Assault won the 1946 Triple Crown and is in the Hall of Fame, but did nothing in the breeding shed as none of the mares became pregnant. He was returned to racing until the age of seven, where he won a few more races, including the Brooklyn Handicap. He was then permanently retired to King Ranch.
Fleet Nasrullah, who was born in 1955, was a major stakes winner when he covered several mares in 1960. He returned to training to win three Southern California stakes, setting track records at Santa Anita and Hollywood Park. For my money, Fleet Nasrullah later became one of the most influential sires in history. When I broke into racing in late 1979, I worked at several breeding farms and the Fleet Nasrullah’s “blood” that I saw always made an impression on me as being good looking, well balanced and could run!
After 1963 Preakness winner Candy Spots suffered an ankle injury, he spent 1964 at Ellsworth Ranch in California and was bred several times over. After being bred, he came back to win the 1965 San Pasqual Handicap.
Tomy Lee, who won the 1959 Kentucky Derby, was retired but got just 13 foals in four crops. In between unproductive breeding seasons, he won four allowance races.

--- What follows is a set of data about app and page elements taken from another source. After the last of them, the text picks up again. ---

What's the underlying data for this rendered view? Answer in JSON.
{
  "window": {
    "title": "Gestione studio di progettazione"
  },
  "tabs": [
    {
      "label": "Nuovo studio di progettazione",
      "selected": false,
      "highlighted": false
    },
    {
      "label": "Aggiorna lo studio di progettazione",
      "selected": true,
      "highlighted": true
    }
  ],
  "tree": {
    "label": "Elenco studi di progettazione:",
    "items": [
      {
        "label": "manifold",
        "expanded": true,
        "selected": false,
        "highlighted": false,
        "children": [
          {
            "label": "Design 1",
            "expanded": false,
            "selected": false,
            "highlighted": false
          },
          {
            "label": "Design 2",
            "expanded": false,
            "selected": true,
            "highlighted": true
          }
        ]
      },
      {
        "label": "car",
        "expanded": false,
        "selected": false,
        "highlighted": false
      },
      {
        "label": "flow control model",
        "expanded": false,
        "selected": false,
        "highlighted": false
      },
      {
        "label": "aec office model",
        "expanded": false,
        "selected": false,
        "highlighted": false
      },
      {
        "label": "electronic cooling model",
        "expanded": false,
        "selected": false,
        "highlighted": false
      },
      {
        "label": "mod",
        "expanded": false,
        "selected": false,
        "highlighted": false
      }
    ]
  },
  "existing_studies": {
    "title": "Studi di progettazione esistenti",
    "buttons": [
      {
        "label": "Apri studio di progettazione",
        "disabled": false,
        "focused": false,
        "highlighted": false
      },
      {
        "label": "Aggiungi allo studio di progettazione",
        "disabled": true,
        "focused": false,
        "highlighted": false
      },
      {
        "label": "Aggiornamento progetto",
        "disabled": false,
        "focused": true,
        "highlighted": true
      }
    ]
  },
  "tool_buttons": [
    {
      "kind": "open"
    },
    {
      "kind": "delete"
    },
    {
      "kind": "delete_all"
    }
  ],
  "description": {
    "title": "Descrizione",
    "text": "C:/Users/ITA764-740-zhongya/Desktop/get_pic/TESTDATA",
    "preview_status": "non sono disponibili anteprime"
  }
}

Top Knight, foaled in 1967, was a champion at 2 and a Florida Derby winner at 3 but was an utter failure at stud as he too, failed to get a single mare pregnant. He raced unsuccessfully for several more years at low level tracks. It’s my understanding that he ended up on a Massachusetts farm.
Cellini was foaled in 1976. He was Group 1 winner overseas and was regally bred (by champion Round Table out of champion Gamely). Unfortunately, upon his retirement overseas he got just three foals before heading to North America for a 1976 return to racing. He won once in five starts before disappearing. What happened to him afterwards, as hard as I searched, is unknown.

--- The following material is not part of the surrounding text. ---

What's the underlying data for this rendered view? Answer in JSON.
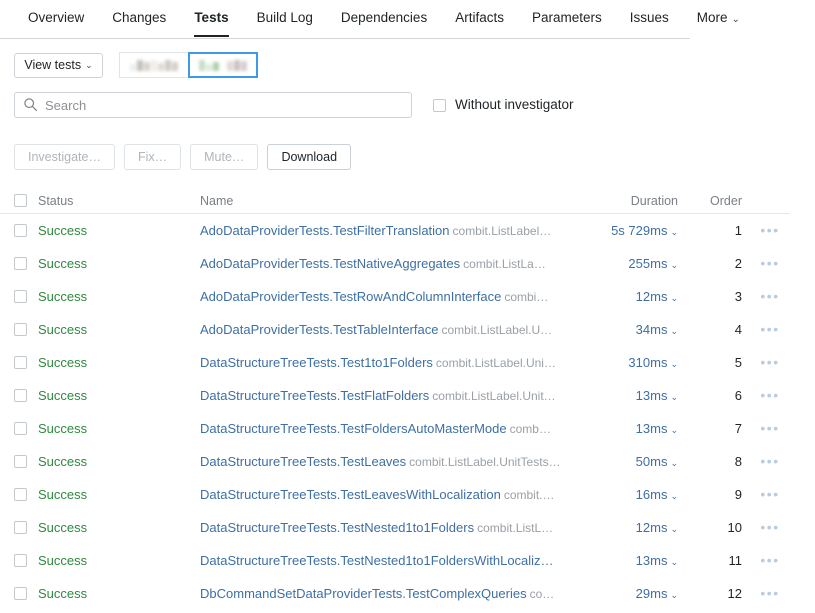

1985 sprint champion and a member of the Hall of Fame, Precisionist was a strange case. Tests indicated he had “live” sperm but was unable to impregnate his mares, siring just four foals. He was returned to competition and won the Grade 3 Cabrillo Handicap in 1988.
I hesitate to mention Wake At Noon (foaled in 1997) who was a “millionaire” and a Horse of the Year in Canada. Fertility issues (siring just 18 foals from four crops) had his owners make the horrendous decision to send him back to the track at age 13. On June 29, 2010, he took a bad step on the Woodbine training track and broke down. He was euthanized on the spot– a death that sent shockwaves through the sport.

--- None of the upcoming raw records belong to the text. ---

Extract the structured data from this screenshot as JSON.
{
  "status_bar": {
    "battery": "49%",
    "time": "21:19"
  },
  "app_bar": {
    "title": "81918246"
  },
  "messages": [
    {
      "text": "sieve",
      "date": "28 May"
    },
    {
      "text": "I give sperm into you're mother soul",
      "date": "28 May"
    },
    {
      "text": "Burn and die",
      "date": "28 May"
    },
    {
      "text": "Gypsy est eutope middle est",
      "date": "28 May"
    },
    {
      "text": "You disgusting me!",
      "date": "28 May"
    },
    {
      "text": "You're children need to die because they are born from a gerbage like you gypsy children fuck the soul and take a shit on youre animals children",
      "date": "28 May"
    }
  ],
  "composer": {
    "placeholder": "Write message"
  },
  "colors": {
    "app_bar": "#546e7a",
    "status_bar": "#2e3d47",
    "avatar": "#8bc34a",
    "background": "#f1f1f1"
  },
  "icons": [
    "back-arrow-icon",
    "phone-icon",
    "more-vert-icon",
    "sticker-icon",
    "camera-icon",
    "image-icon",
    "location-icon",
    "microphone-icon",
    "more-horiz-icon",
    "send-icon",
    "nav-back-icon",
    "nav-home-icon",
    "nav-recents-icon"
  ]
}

The gorgeous George Washington, born in 2003, won The English 2000 Guineas and was a European champion. He stood briefly, and unproductively, at Coolmore and went back into training after getting just one mare in foal. In the 2007 Breeders’ Cup Classic, he suffered a fractured ankle and was euthanized on the track.
Lastly, I remember the speedy Bertrando, who won several major races on both coasts and was champion older horse in 1993. He was bred in 1994 and returned to the racetrack later that year to win two of six starts, including the Goodwood Breeders’ Cup Handicap. He was then bred again the following year, and again, was returned to the track where he made two starts and was unplaced in both.
Would California Chrome wind up in the Boston or Fleet Nasrullah category or would he wind up in the Grey Lag category but to a lesser degree? Or worse, in the George Washington category?
No one knows for sure……
Here is one more thing that blew my mind when I thought about it. What about instead of using California Chrome as an example, we “unplugged” ‘Chrome and “plugged in” American Pharoah?
I thought about that briefly but that’s just not realistic. “AP” is retired two years now and the last time I saw him he was 175 lbs. heavier than his “fighting weight”. That, and him being the first Triple Crown winner in 37 years, makes him FAR too valuable.
If I owned California Chrome…would I do it? I doubt it…. After giving us a Kentucky Derby win, a Preakness win, a Dubai World Cup win, several other major Grade: 1 wins, an Eclipse Award for best older horse and, not one but two Horse of the Years Awards, he’s done enough.
But I will tell you this…I don’t think the idea is all that laughable.
Thanks for reading.